- **Exercise description**
If a record holds a picture, leave the picture out, but write out everything else exactly.
= = =
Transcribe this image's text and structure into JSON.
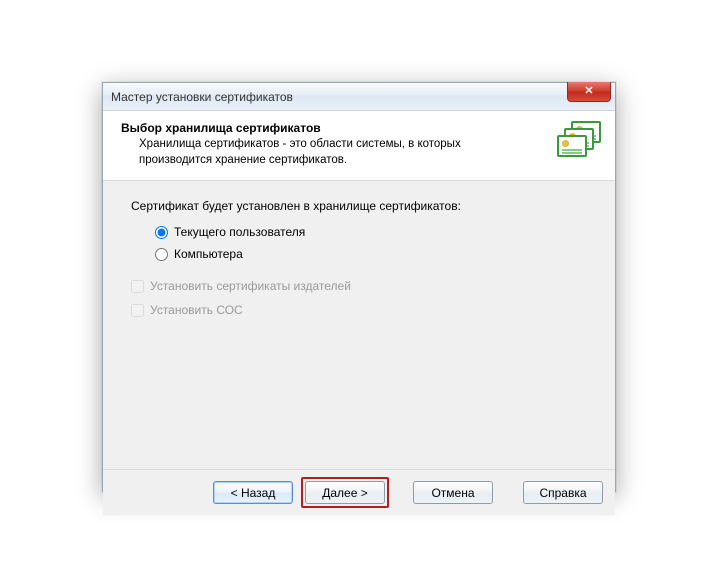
{
  "window": {
    "title": "Мастер установки сертификатов"
  },
  "header": {
    "title": "Выбор хранилища сертификатов",
    "subtitle": "Хранилища сертификатов - это области системы, в которых производится хранение сертификатов."
  },
  "content": {
    "intro": "Сертификат будет установлен в хранилище сертификатов:",
    "radio_user": "Текущего пользователя",
    "radio_computer": "Компьютера",
    "check_publishers": "Установить сертификаты издателей",
    "check_crl": "Установить СОС"
  },
  "buttons": {
    "back": "< Назад",
    "next": "Далее >",
    "cancel": "Отмена",
    "help": "Справка"
  }
}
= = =
- **Task solution**
Transcribe this image's text and structure into JSON.
{
  "window": {
    "title": "Мастер установки сертификатов"
  },
  "header": {
    "title": "Выбор хранилища сертификатов",
    "subtitle": "Хранилища сертификатов - это области системы, в которых производится хранение сертификатов."
  },
  "content": {
    "intro": "Сертификат будет установлен в хранилище сертификатов:",
    "radio_user": "Текущего пользователя",
    "radio_computer": "Компьютера",
    "check_publishers": "Установить сертификаты издателей",
    "check_crl": "Установить СОС"
  },
  "buttons": {
    "back": "< Назад",
    "next": "Далее >",
    "cancel": "Отмена",
    "help": "Справка"
  }
}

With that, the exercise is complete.